PROVIDED DATA:
[Start of section]

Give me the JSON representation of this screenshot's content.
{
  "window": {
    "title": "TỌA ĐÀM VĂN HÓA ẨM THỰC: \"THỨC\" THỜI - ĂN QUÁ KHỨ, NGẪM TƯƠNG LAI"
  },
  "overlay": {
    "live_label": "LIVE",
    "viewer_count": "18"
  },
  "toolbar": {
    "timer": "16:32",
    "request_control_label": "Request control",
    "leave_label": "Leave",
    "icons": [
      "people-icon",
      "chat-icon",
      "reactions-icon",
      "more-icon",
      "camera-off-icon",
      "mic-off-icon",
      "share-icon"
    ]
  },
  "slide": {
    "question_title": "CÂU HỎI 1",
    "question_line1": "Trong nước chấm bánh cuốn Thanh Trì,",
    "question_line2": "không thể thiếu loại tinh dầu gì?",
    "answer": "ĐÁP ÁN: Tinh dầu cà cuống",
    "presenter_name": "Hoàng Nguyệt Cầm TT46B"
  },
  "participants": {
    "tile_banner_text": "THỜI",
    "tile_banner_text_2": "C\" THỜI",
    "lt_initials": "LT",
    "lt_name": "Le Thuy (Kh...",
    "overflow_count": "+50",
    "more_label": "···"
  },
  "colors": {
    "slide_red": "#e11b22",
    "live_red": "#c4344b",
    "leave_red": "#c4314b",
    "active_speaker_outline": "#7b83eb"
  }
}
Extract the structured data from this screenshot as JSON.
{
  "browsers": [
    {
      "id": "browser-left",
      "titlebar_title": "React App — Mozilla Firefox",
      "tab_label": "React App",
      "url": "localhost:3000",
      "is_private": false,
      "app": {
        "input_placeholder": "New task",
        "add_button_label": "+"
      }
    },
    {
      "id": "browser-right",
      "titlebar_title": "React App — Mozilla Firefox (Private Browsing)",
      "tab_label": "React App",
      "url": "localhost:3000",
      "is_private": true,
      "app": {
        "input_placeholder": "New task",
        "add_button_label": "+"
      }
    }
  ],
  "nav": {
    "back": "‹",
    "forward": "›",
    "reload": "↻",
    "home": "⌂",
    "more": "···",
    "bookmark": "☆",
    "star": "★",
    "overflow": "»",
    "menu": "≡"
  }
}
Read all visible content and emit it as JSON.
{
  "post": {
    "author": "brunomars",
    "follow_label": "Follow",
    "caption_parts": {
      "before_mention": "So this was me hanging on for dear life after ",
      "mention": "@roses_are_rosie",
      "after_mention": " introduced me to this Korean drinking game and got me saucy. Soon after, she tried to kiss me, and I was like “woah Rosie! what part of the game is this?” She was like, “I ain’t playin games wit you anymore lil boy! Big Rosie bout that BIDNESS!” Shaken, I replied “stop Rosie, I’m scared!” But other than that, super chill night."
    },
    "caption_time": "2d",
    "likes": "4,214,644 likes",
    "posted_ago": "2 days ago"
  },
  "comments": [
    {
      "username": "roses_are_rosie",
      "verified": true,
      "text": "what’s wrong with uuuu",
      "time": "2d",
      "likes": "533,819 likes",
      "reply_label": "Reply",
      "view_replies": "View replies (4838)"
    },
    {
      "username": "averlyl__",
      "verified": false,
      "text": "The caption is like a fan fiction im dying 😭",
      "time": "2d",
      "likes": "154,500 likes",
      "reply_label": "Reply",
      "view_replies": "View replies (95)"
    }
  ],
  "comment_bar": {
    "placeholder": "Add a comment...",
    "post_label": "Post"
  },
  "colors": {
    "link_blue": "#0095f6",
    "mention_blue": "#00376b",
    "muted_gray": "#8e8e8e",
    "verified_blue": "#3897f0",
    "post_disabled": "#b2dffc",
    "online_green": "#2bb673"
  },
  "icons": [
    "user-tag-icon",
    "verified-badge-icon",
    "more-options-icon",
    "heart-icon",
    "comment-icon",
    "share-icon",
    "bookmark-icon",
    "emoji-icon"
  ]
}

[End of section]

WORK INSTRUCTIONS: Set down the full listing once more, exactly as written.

ANSWER BELOW:
Give me the JSON representation of this screenshot's content.
{
  "window": {
    "title": "TỌA ĐÀM VĂN HÓA ẨM THỰC: \"THỨC\" THỜI - ĂN QUÁ KHỨ, NGẪM TƯƠNG LAI"
  },
  "overlay": {
    "live_label": "LIVE",
    "viewer_count": "18"
  },
  "toolbar": {
    "timer": "16:32",
    "request_control_label": "Request control",
    "leave_label": "Leave",
    "icons": [
      "people-icon",
      "chat-icon",
      "reactions-icon",
      "more-icon",
      "camera-off-icon",
      "mic-off-icon",
      "share-icon"
    ]
  },
  "slide": {
    "question_title": "CÂU HỎI 1",
    "question_line1": "Trong nước chấm bánh cuốn Thanh Trì,",
    "question_line2": "không thể thiếu loại tinh dầu gì?",
    "answer": "ĐÁP ÁN: Tinh dầu cà cuống",
    "presenter_name": "Hoàng Nguyệt Cầm TT46B"
  },
  "participants": {
    "tile_banner_text": "THỜI",
    "tile_banner_text_2": "C\" THỜI",
    "lt_initials": "LT",
    "lt_name": "Le Thuy (Kh...",
    "overflow_count": "+50",
    "more_label": "···"
  },
  "colors": {
    "slide_red": "#e11b22",
    "live_red": "#c4344b",
    "leave_red": "#c4314b",
    "active_speaker_outline": "#7b83eb"
  }
}
Extract the structured data from this screenshot as JSON.
{
  "browsers": [
    {
      "id": "browser-left",
      "titlebar_title": "React App — Mozilla Firefox",
      "tab_label": "React App",
      "url": "localhost:3000",
      "is_private": false,
      "app": {
        "input_placeholder": "New task",
        "add_button_label": "+"
      }
    },
    {
      "id": "browser-right",
      "titlebar_title": "React App — Mozilla Firefox (Private Browsing)",
      "tab_label": "React App",
      "url": "localhost:3000",
      "is_private": true,
      "app": {
        "input_placeholder": "New task",
        "add_button_label": "+"
      }
    }
  ],
  "nav": {
    "back": "‹",
    "forward": "›",
    "reload": "↻",
    "home": "⌂",
    "more": "···",
    "bookmark": "☆",
    "star": "★",
    "overflow": "»",
    "menu": "≡"
  }
}
Read all visible content and emit it as JSON.
{
  "post": {
    "author": "brunomars",
    "follow_label": "Follow",
    "caption_parts": {
      "before_mention": "So this was me hanging on for dear life after ",
      "mention": "@roses_are_rosie",
      "after_mention": " introduced me to this Korean drinking game and got me saucy. Soon after, she tried to kiss me, and I was like “woah Rosie! what part of the game is this?” She was like, “I ain’t playin games wit you anymore lil boy! Big Rosie bout that BIDNESS!” Shaken, I replied “stop Rosie, I’m scared!” But other than that, super chill night."
    },
    "caption_time": "2d",
    "likes": "4,214,644 likes",
    "posted_ago": "2 days ago"
  },
  "comments": [
    {
      "username": "roses_are_rosie",
      "verified": true,
      "text": "what’s wrong with uuuu",
      "time": "2d",
      "likes": "533,819 likes",
      "reply_label": "Reply",
      "view_replies": "View replies (4838)"
    },
    {
      "username": "averlyl__",
      "verified": false,
      "text": "The caption is like a fan fiction im dying 😭",
      "time": "2d",
      "likes": "154,500 likes",
      "reply_label": "Reply",
      "view_replies": "View replies (95)"
    }
  ],
  "comment_bar": {
    "placeholder": "Add a comment...",
    "post_label": "Post"
  },
  "colors": {
    "link_blue": "#0095f6",
    "mention_blue": "#00376b",
    "muted_gray": "#8e8e8e",
    "verified_blue": "#3897f0",
    "post_disabled": "#b2dffc",
    "online_green": "#2bb673"
  },
  "icons": [
    "user-tag-icon",
    "verified-badge-icon",
    "more-options-icon",
    "heart-icon",
    "comment-icon",
    "share-icon",
    "bookmark-icon",
    "emoji-icon"
  ]
}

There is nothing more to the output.